__WORK INSTRUCTION__
Print out the full listing below, word for word.

__EXTRACTED INFORMATION__

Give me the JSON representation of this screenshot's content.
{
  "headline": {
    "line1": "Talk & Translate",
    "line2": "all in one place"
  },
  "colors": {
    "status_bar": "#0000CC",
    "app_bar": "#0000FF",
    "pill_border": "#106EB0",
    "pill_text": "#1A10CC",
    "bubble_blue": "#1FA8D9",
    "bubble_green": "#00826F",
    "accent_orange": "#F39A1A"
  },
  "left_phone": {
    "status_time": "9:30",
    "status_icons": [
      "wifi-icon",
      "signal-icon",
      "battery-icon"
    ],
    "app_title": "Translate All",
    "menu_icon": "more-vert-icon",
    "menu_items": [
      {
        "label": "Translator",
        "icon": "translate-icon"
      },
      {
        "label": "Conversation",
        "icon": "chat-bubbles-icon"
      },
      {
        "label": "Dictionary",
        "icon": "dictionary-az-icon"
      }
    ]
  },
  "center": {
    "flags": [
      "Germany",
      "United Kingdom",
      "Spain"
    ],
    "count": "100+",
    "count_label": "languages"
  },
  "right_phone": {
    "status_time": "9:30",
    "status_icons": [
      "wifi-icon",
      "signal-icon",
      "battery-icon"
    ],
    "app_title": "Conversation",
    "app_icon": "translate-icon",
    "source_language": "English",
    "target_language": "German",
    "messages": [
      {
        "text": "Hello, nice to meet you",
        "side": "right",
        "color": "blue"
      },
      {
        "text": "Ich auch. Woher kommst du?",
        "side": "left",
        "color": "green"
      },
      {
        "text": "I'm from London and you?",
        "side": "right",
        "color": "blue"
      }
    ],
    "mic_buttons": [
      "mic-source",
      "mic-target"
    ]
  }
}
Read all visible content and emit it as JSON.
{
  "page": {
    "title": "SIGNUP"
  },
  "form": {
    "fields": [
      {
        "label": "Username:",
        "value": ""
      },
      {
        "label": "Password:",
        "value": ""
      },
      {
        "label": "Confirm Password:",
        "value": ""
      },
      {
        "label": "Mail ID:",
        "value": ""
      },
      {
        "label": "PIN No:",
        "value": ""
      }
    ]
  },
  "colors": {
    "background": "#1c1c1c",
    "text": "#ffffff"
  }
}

__SOLVED EXERCISE__
Give me the JSON representation of this screenshot's content.
{
  "headline": {
    "line1": "Talk & Translate",
    "line2": "all in one place"
  },
  "colors": {
    "status_bar": "#0000CC",
    "app_bar": "#0000FF",
    "pill_border": "#106EB0",
    "pill_text": "#1A10CC",
    "bubble_blue": "#1FA8D9",
    "bubble_green": "#00826F",
    "accent_orange": "#F39A1A"
  },
  "left_phone": {
    "status_time": "9:30",
    "status_icons": [
      "wifi-icon",
      "signal-icon",
      "battery-icon"
    ],
    "app_title": "Translate All",
    "menu_icon": "more-vert-icon",
    "menu_items": [
      {
        "label": "Translator",
        "icon": "translate-icon"
      },
      {
        "label": "Conversation",
        "icon": "chat-bubbles-icon"
      },
      {
        "label": "Dictionary",
        "icon": "dictionary-az-icon"
      }
    ]
  },
  "center": {
    "flags": [
      "Germany",
      "United Kingdom",
      "Spain"
    ],
    "count": "100+",
    "count_label": "languages"
  },
  "right_phone": {
    "status_time": "9:30",
    "status_icons": [
      "wifi-icon",
      "signal-icon",
      "battery-icon"
    ],
    "app_title": "Conversation",
    "app_icon": "translate-icon",
    "source_language": "English",
    "target_language": "German",
    "messages": [
      {
        "text": "Hello, nice to meet you",
        "side": "right",
        "color": "blue"
      },
      {
        "text": "Ich auch. Woher kommst du?",
        "side": "left",
        "color": "green"
      },
      {
        "text": "I'm from London and you?",
        "side": "right",
        "color": "blue"
      }
    ],
    "mic_buttons": [
      "mic-source",
      "mic-target"
    ]
  }
}
Read all visible content and emit it as JSON.
{
  "page": {
    "title": "SIGNUP"
  },
  "form": {
    "fields": [
      {
        "label": "Username:",
        "value": ""
      },
      {
        "label": "Password:",
        "value": ""
      },
      {
        "label": "Confirm Password:",
        "value": ""
      },
      {
        "label": "Mail ID:",
        "value": ""
      },
      {
        "label": "PIN No:",
        "value": ""
      }
    ]
  },
  "colors": {
    "background": "#1c1c1c",
    "text": "#ffffff"
  }
}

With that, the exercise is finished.